Rumors of the pending sale surfaced in January when Elber began quietly negotiating terms with several record companies for the North American ownership rights to Hendrix’s recording and publishing catalogues, sources said. An option to purchase international rights to the recordings was also said to be up for grabs when Dutch-owned PolyGram Records’ license to distribute the material expires in 1995.
Sources close to the talks said MCA, which is owned by Japanese electronics giant Matsushita Electrical Industrial Co. Ltd., offered a substantially higher bid than Bertelsmann Music Group, Sony Music, PolyGram and Warner Music, whose 26-year license to distribute the psychedelic icon’s music expired on Dec. 31.
“When I came onto this case, the Jimi Hendrix estate was completely worthless,” Branton recalled. “The main reason for Hendrix’s current success is the tremendous amount of money that (the foreign corporations) and its successors pumped into the various projects.”
At the time of his death, the 27-year-old rocker reportedly owed thousands of dollars in advanced royalty payments to his record company and personal manager. Following a series of bad investments and bitter litigation battles that nearly drove the estate into bankruptcy, Hendrix’s father hired Branton, a prominent civil rights attorney, in 1971 to manage his business affairs.
Branton restructured the assets, settled all pending litigation and quickly re-established control over most of Hendrix’s original master tapes. He hired Alan Douglas, owner of Hollywood-based Are You Experienced?, Ltd., as a consultant to edit and prepare unreleased Hendrix material for the pop market.
In February, 1974, Al Hendrix reportedly signed a document that relinquished all rights to his son’s “unmastered” tapes for $50,000 to Presentaciones Musicales SA (PMSA), a Panamanian corporation. The sale did not include the right to receive income from tapes that had already been mastered.
One month later, Hendrix reportedly signed another document that transferred all his stock in Bella Godiva--a publishing company founded in 1967 by Jimi Hendrix--to PMSA for $500,000, which was to be paid out over a 10-year period.
Hendrix’s money-making potential multiplied in the early ‘80s and Branton negotiated an additional agreement in 1983 between PMSA, Interlit and Elber that extended Al Hendrix’s $50,000-a-year stipend for life.
The deal also provided that a six-figure sum should accrue annually for Hendrix until 1993 in the account of an unknown foreign corporation. Payments to Hendrix from the account--which sources speculate now contains more than $2 million--were scheduled to begin next year.
But Hendrix said he had no proof that such an account exists. Even if Hendrix cannot legally claim ownership of his son’s catalogue, some legal experts speculate that he or the guitarist’s siblings--Leon and Janey Hendrix--may be able to re-establish control over the music in the year 2009.

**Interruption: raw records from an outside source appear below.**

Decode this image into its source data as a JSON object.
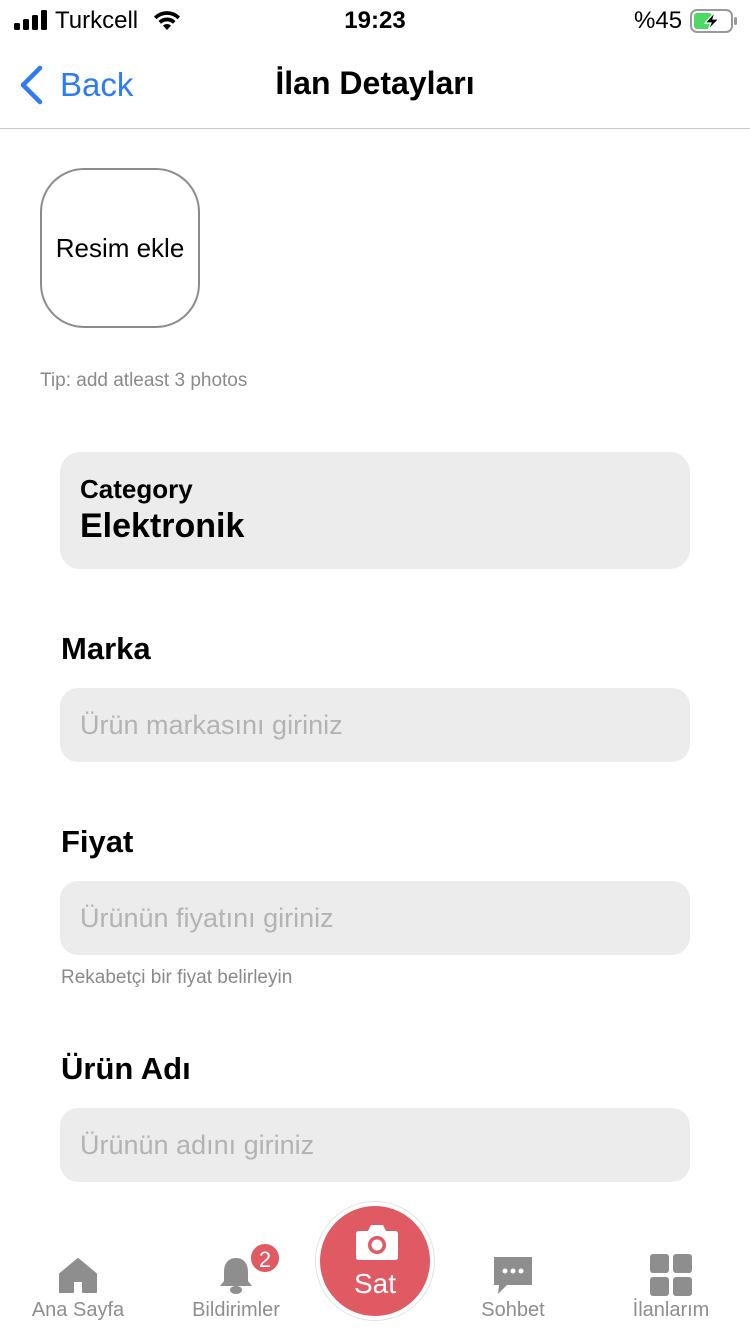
{
  "status_bar": {
    "carrier": "Turkcell",
    "time": "19:23",
    "battery_percent": "%45"
  },
  "nav": {
    "back_label": "Back",
    "title": "İlan Detayları"
  },
  "photo": {
    "add_label": "Resim ekle",
    "tip": "Tip: add atleast 3 photos"
  },
  "category": {
    "label": "Category",
    "value": "Elektronik"
  },
  "fields": {
    "brand": {
      "label": "Marka",
      "placeholder": "Ürün markasını giriniz"
    },
    "price": {
      "label": "Fiyat",
      "placeholder": "Ürünün fiyatını giriniz",
      "hint": "Rekabetçi bir fiyat belirleyin"
    },
    "name": {
      "label": "Ürün Adı",
      "placeholder": "Ürünün adını giriniz"
    }
  },
  "tab_bar": {
    "home": {
      "label": "Ana Sayfa",
      "icon": "home-icon"
    },
    "notifications": {
      "label": "Bildirimler",
      "icon": "bell-icon",
      "badge": "2"
    },
    "sell": {
      "label": "Sat",
      "icon": "camera-icon"
    },
    "chat": {
      "label": "Sohbet",
      "icon": "chat-icon"
    },
    "listings": {
      "label": "İlanlarım",
      "icon": "grid-icon"
    }
  },
  "colors": {
    "accent_blue": "#2f7bf6",
    "sell_red": "#e05a63",
    "input_bg": "#ececec",
    "tab_gray": "#8e8e8e"
  }
}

Under the section of the U.S. Copyright Act that provides for termination of transfers and licenses, the heirs of a recording artist have the right to terminate any licensing agreement 35 years after the day it was signed.